This New Year’s will be different. And better.
In the beginning, 2020
Covid-19 infections were initially so serious and scary because we not only had no preventives, but also no specific treatments. A serious infection could result in hospitalization and ICU care where only supportive measures were available. And death was a significant possibility. We subsequently developed better inpatient treatments (with steroids) and hospital deaths lessened.
Vaccines and outpatient antibodies 2020-21
Several companies in late 2020 and early 2021 developed dual monoclonal antibody treatments that could mitigate recent infections if given promptly which further helped reduce mortality.
Then in early 2021 the vaccines (Pfizer, Moderna and J&J) were given emergency approval. Most but not all people started taking them. Our three vaccines are highly effective in preventing serious disease, but do not completely prevent infections. And their benefits are waning with time. Booster shots are now being rolled out which should restore and maintain substantial immunity. We are giving boosters in our offices. And children’s vaccines are out next week.
Yet in late 2021 we still lack specific oral antiviral drugs that can be used outside of hospitals and have no tools to protect the many people with complex diseases who were immunosuppressed and do not mount an antibody response when given the vaccines.

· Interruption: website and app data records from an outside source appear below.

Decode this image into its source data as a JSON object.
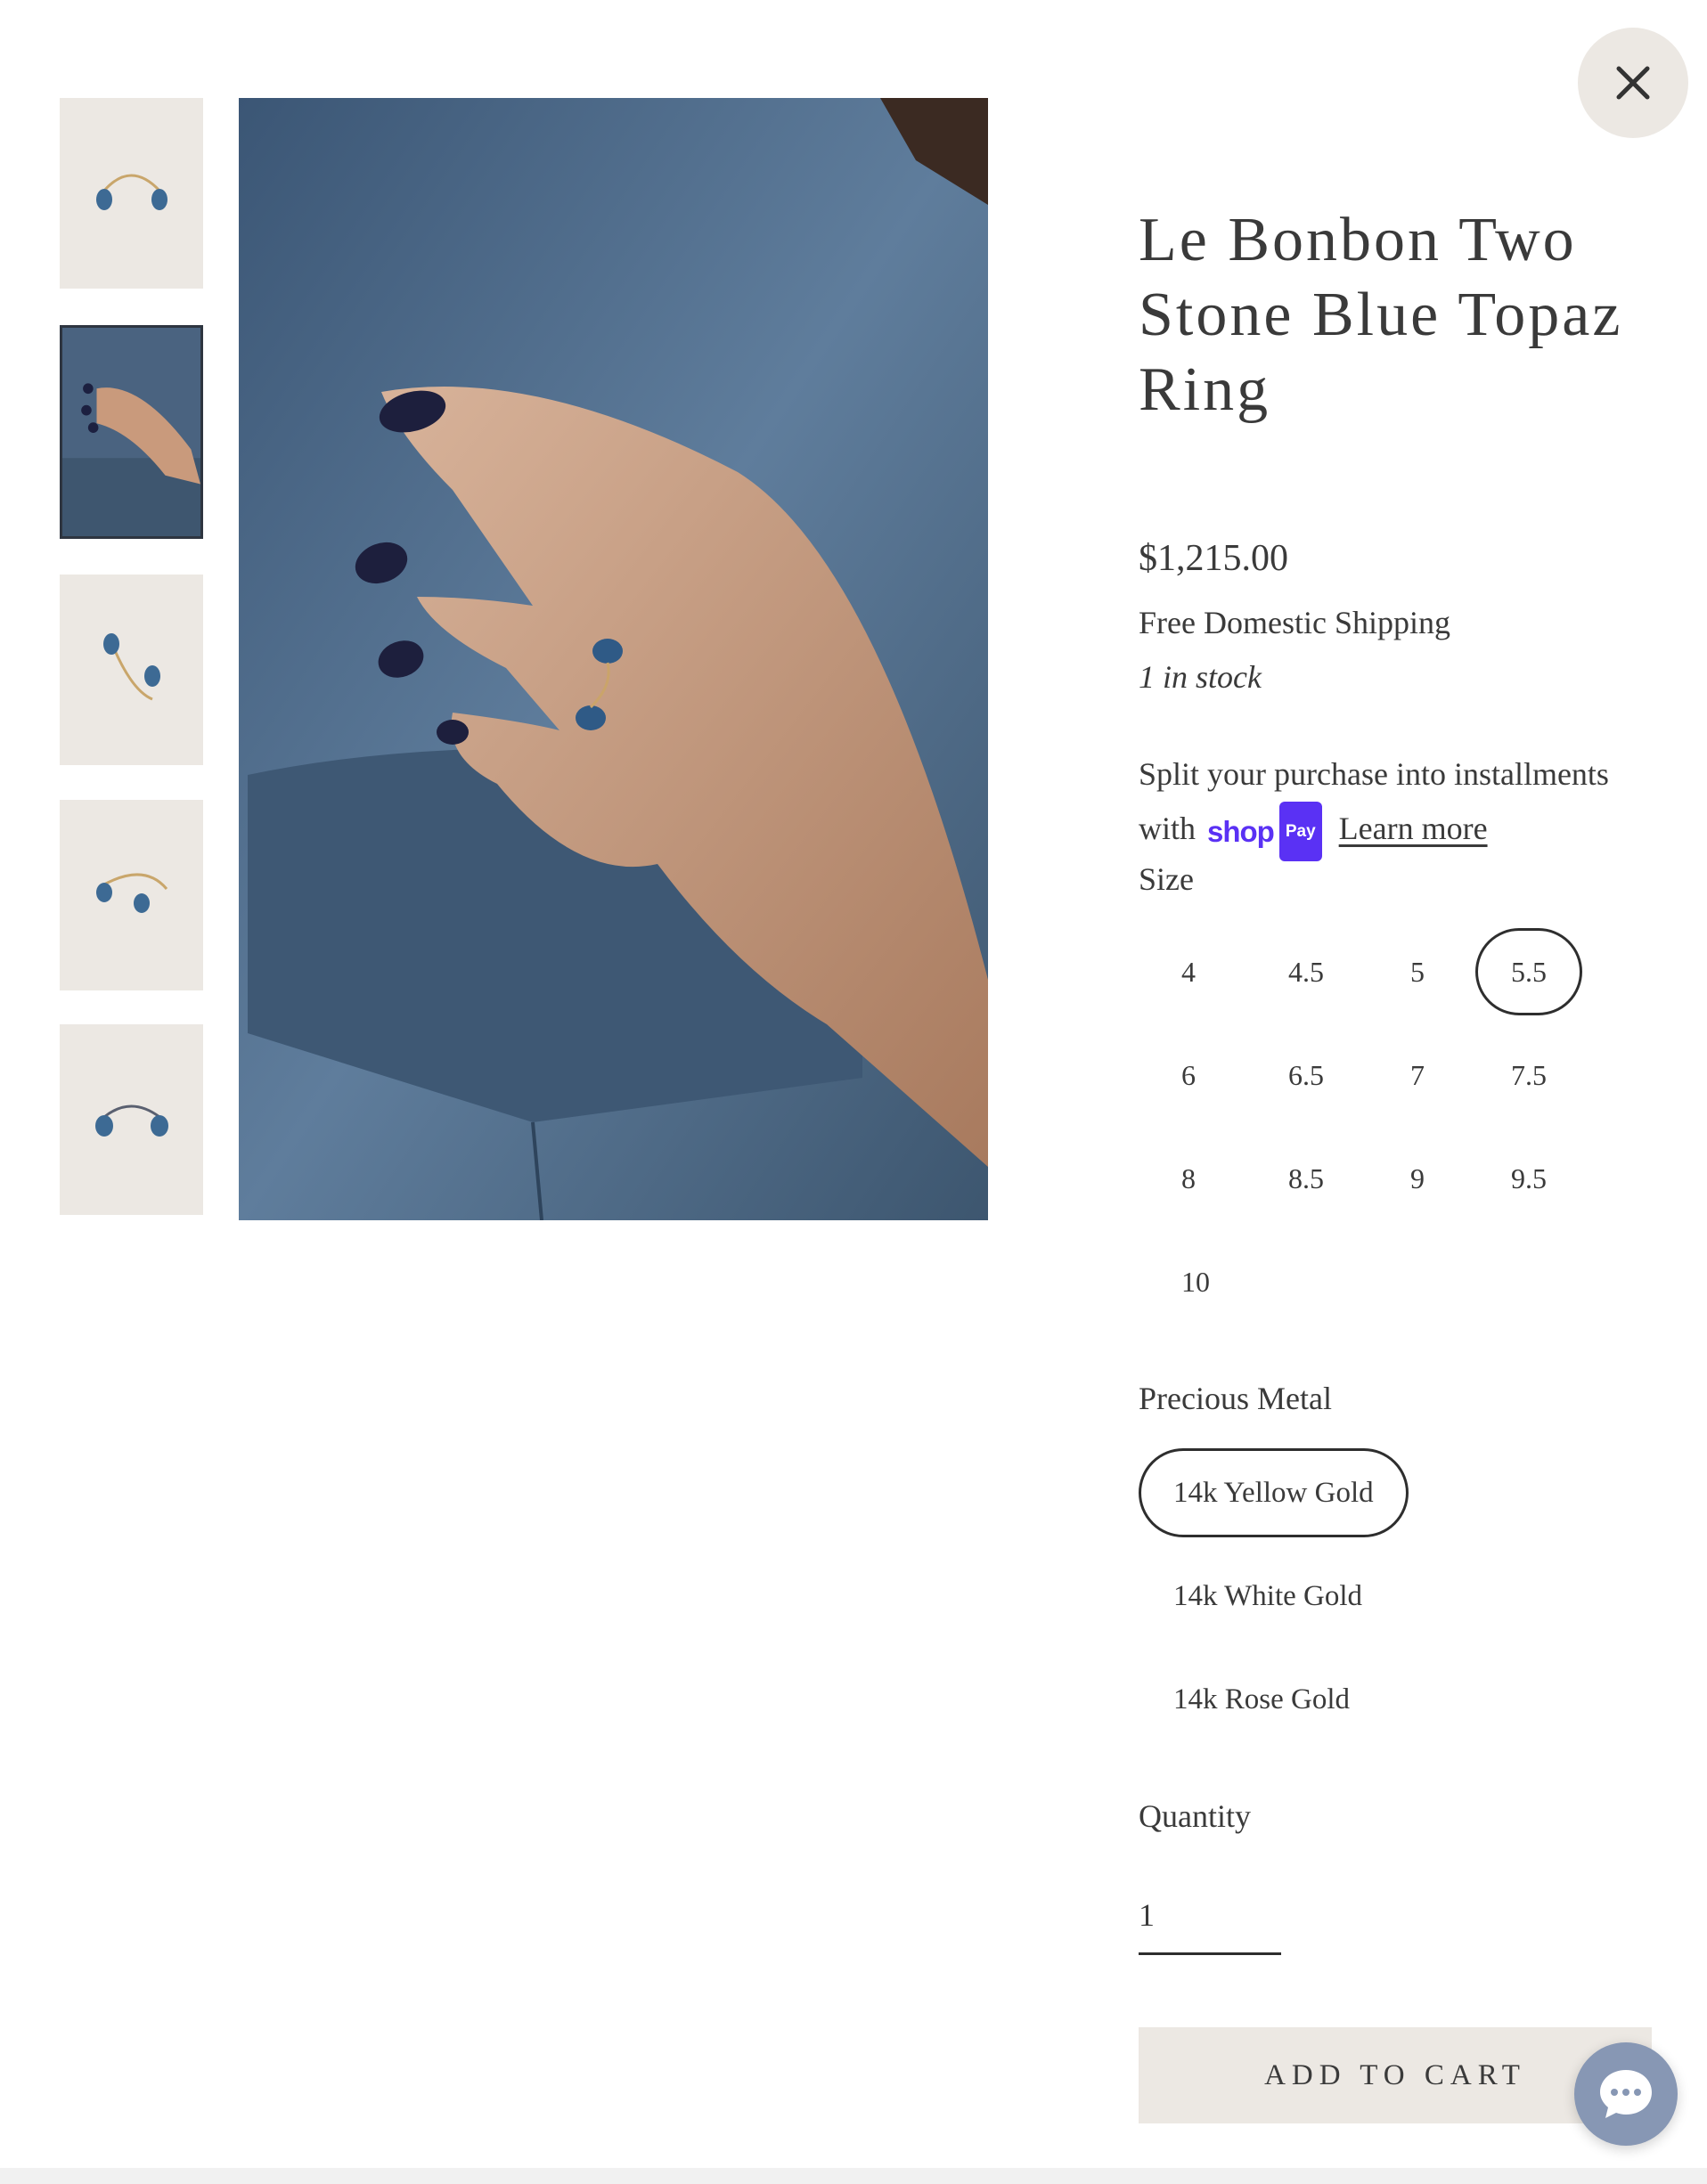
{
  "modal": {
    "close_icon": "close-icon"
  },
  "gallery": {
    "thumbnails": [
      {
        "alt": "ring product view 1",
        "active": false
      },
      {
        "alt": "ring on hand",
        "active": true
      },
      {
        "alt": "ring product view 3",
        "active": false
      },
      {
        "alt": "ring product view 4",
        "active": false
      },
      {
        "alt": "ring product view 5",
        "active": false
      }
    ],
    "main_alt": "hand wearing blue topaz ring on denim"
  },
  "product": {
    "title": "Le Bonbon Two Stone Blue Topaz Ring",
    "price": "$1,215.00",
    "shipping": "Free Domestic Shipping",
    "stock": "1 in stock",
    "installments_text": "Split your purchase into installments with",
    "shoppay_logo": "shop",
    "shoppay_badge": "Pay",
    "learn_more": "Learn more"
  },
  "size": {
    "label": "Size",
    "options": [
      "4",
      "4.5",
      "5",
      "5.5",
      "6",
      "6.5",
      "7",
      "7.5",
      "8",
      "8.5",
      "9",
      "9.5",
      "10"
    ],
    "selected": "5.5"
  },
  "metal": {
    "label": "Precious Metal",
    "options": [
      "14k Yellow Gold",
      "14k White Gold",
      "14k Rose Gold"
    ],
    "selected": "14k Yellow Gold"
  },
  "quantity": {
    "label": "Quantity",
    "value": "1"
  },
  "cart": {
    "button_label": "ADD TO CART"
  },
  "chat": {
    "icon": "chat-bubble-icon"
  },
  "colors": {
    "accent_border": "#2e2e2e",
    "beige": "#ece8e3",
    "shoppay_purple": "#5a31f4"
  }
}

This is especially true of transplant patients.
Now our therapeutic options are about to dramatically improve.
New Covid-19 treatments coming online
Around New Year’s we should have effective oral antiviral drug therapy to treat Covid-19 disease with Merck’s molnupiravir. A course of 800 mg twice daily for 5 days appears highly effective. FDA evaluation and likely approval is underway. Other related oral antivirals are close behind. Surprisingly, oral fluvoxamine (an SSRI treatment for obsessive-compulsive disorder) may be somewhat useful for early outpatient Covid-19 cases. And ongoing controlled trials with ivermectin conceivably could show some benefit.
Also around New Years, we are likely to have AstraZeneca’s dual monoclonal antibody treatments (tixagevimab and cilgavimab, which target the receptor binding domain of the SARS-CoV-2 spike protein) that have been demonstrated in two Phase 3 trials to be effective for post-exposure prophylaxis and, perhaps more importantly, for pre-exposure prophylaxis. That means that immunocompromised people can be given two simultaneous intramuscular injections of those antibodies and receive (according to the Phase 3 PROVENT trial data) substantial protection (77% reduction) against infection for many (possibly 6-9) months. I find that truly exciting.
Fighting Covid-19 in 2022
Be optimistic. Our tools to prevent and fight Covid-19 in the New Year will be vastly better. We will have the vaccines and boosters for active immunity for adults and children. (OHC is starting to give Moderna boosters to our members next Monday.) We will have antibody injections for immunocompromised persons to protect them against serious infection for six months or more. We will have a number of antibody injections or infusions to use immediately after documented exposure to short-circuit active infections, and continued therapeutic antibody infusions for early infections. And we will likely have at least molnupiravir as an effective oral antiviral treatment to use for any documented infection. What a difference!
We have all been going stir-crazy for over 18 months. But now I believe it realistic that we will all be safer from Covid-19 as of the New Year and that we should be able to emerge from our protective cocoons and socialize more normally by next spring. Maybe even a good indoor restaurant meal without fear.